China Tian Ran
6–0, 6–3
Runners-up 9. 11 April 2015 United States Jackson, United States Clay Czech Republic Kateřina Kramperová United States Alexa Guarachi
United States Caitlin Whoriskey
7–6(7–4), 3–6, [9–11]
Winner 19. 25 July 2015 Canada Granby, Canada Hard Australia Storm Sanders United Kingdom Laura Robson
Canada Erin Routliffe
7–5, 6–2
Winner 20. 1 August 2015 Canada Gatineau, Canada Hard Canada Carol Zhao Mexico Victoria Rodríguez
Mexico Marcela Zacarías
6–3, 6–4
Winner 21. 16 August 2015 United States Landisville, United States Hard Serbia Ivana Jorović United States Brynn Boren
United States Nadja Gilchrist
6–1, 6–3
Winner 22. 10 October 2015 Australia Cairns, Australia Hard Australia Storm Sanders United States Jennifer Elie
United States Asia Muhammad
6–0, 6–3

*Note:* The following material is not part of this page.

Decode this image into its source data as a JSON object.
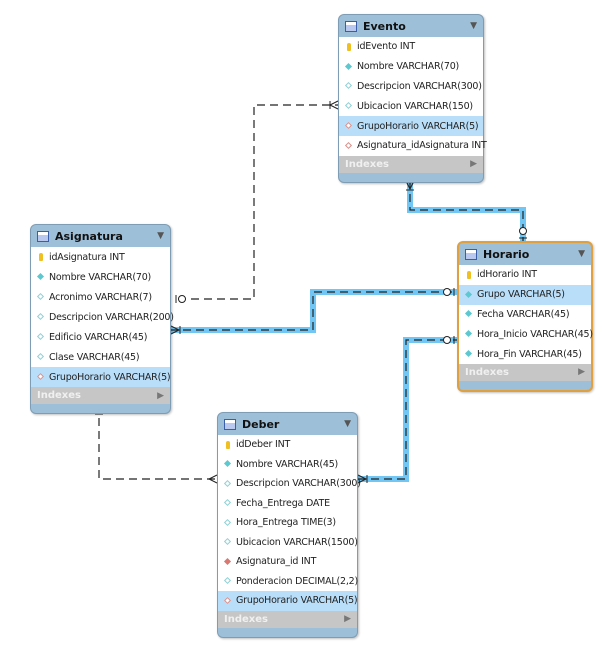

Singles performance timeline[edit]

Tournament 2007 2008 2009 2010 2011 2012 2013 2014 2015 W–L
Grand Slam tournaments
Australian Open 1R 2R 2R Q1 Q1 Q2 2–3
French Open 0–0
Wimbledon Q1 0–0
US Open 1R 2R Q1 1–2
Win–Loss 0–2 2–2 1–1 3–5

Doubles performance timeline[edit]

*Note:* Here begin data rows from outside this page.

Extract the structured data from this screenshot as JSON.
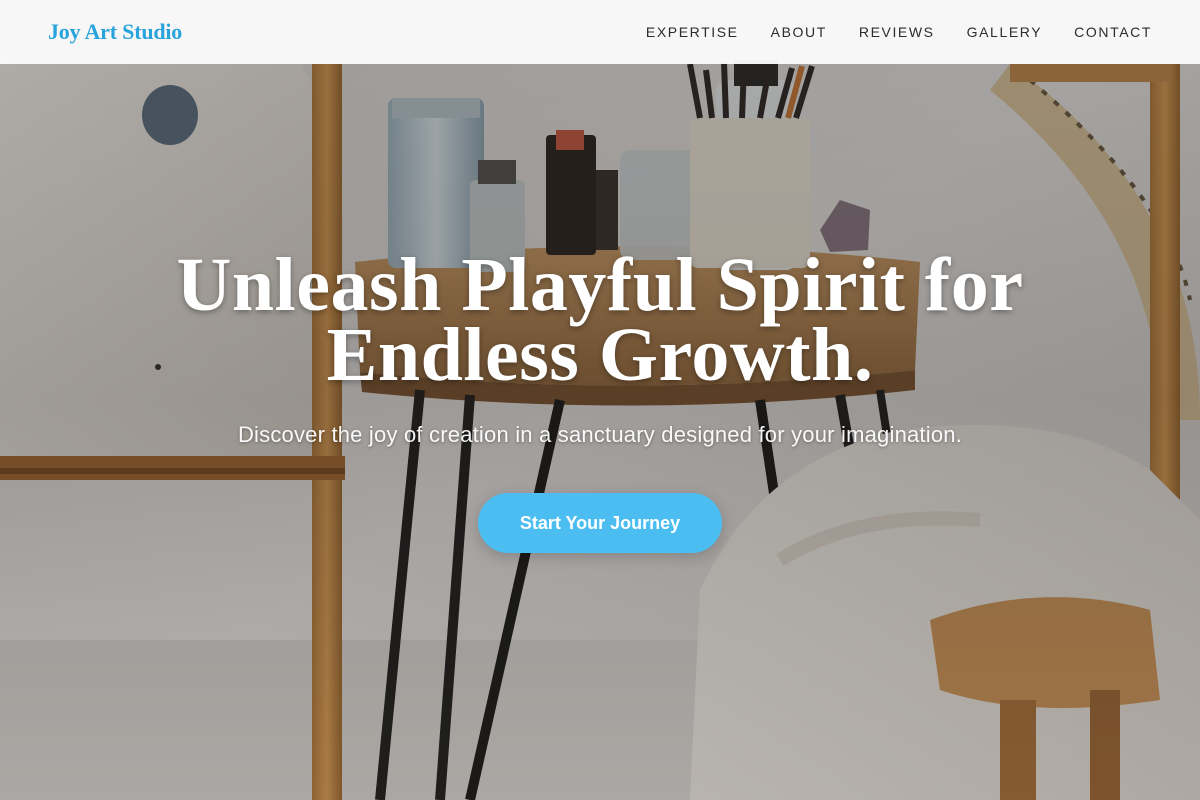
{
  "brand": {
    "name": "Joy Art Studio",
    "color": "#29a3dc"
  },
  "nav": {
    "items": [
      {
        "label": "EXPERTISE"
      },
      {
        "label": "ABOUT"
      },
      {
        "label": "REVIEWS"
      },
      {
        "label": "GALLERY"
      },
      {
        "label": "CONTACT"
      }
    ]
  },
  "hero": {
    "headline_line1": "Unleash Playful Spirit for",
    "headline_line2": "Endless Growth.",
    "subheadline": "Discover the joy of creation in a sanctuary designed for your imagination.",
    "cta_label": "Start Your Journey",
    "cta_color": "#4cbdf0"
  }
}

Tournament 2006 2007 2008 2009 2010 2011 2013 2014 2015 2016 W–L
Grand Slam tournaments
Australian Open 1R 1R 1R 1R 1R 1R 1R 1R 1R 2R 1-9
French Open 0–0
Wimbledon 1R 0–1
US Open 0–0
Win–Loss 0–1 0–1 0–1 0–1 0–1 0–2 0–1 0–1 0–1 1–0 1–10


  1. ^ "ITF Tennis – Pro Circuit – Player Profile – MOORE, Jessica (AUS)". Retrieved 14 December 2013. 
  2. ^ "Moore loses, but more could be in store". Retrieved 14 December 2013. 
  3. ^ "Local hopes Carsten Ball and Jessica Moore into Australian Open". Retrieved 14 December 2013. 
  4. ^ "Back for Moore tennis after break from the game". Retrieved 14 December 2013. 
  5. ^ "BIGGEST MOVERS: MILESTONES FOR THE SPECIAL KS". 12 May 2015. Retrieved 12 May 2015.  External link in |publisher= (help)

External links[edit]